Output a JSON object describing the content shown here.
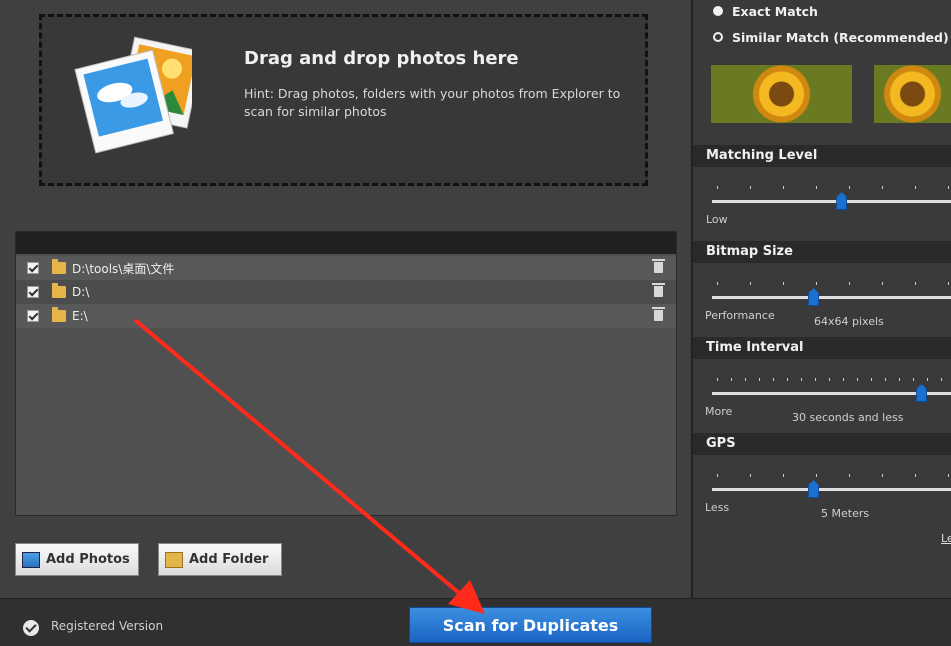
{
  "drop_zone": {
    "title": "Drag and drop photos here",
    "hint": "Hint: Drag photos, folders with your photos from Explorer to scan for similar photos"
  },
  "folders": [
    {
      "path": "D:\\tools\\桌面\\文件",
      "checked": true
    },
    {
      "path": "D:\\",
      "checked": true
    },
    {
      "path": "E:\\",
      "checked": true
    }
  ],
  "buttons": {
    "add_photos": "Add Photos",
    "add_folder": "Add Folder",
    "scan": "Scan for Duplicates"
  },
  "status": {
    "registered": "Registered Version"
  },
  "match_mode": {
    "exact": "Exact Match",
    "similar": "Similar Match (Recommended)",
    "selected": "exact"
  },
  "settings": {
    "matching_level": {
      "label": "Matching Level",
      "low_label": "Low",
      "value_fraction": 0.55
    },
    "bitmap_size": {
      "label": "Bitmap Size",
      "low_label": "Performance",
      "value": "64x64 pixels",
      "value_fraction": 0.43
    },
    "time_interval": {
      "label": "Time Interval",
      "low_label": "More",
      "value": "30 seconds and less",
      "value_fraction": 0.89
    },
    "gps": {
      "label": "GPS",
      "low_label": "Less",
      "value": "5 Meters",
      "value_fraction": 0.43
    }
  },
  "link_partial": "Le",
  "colors": {
    "accent": "#1a64c4",
    "annotation_arrow": "#ff2a1a"
  }
}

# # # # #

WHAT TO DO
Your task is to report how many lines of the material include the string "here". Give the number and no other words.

EXERCISE RESULT
2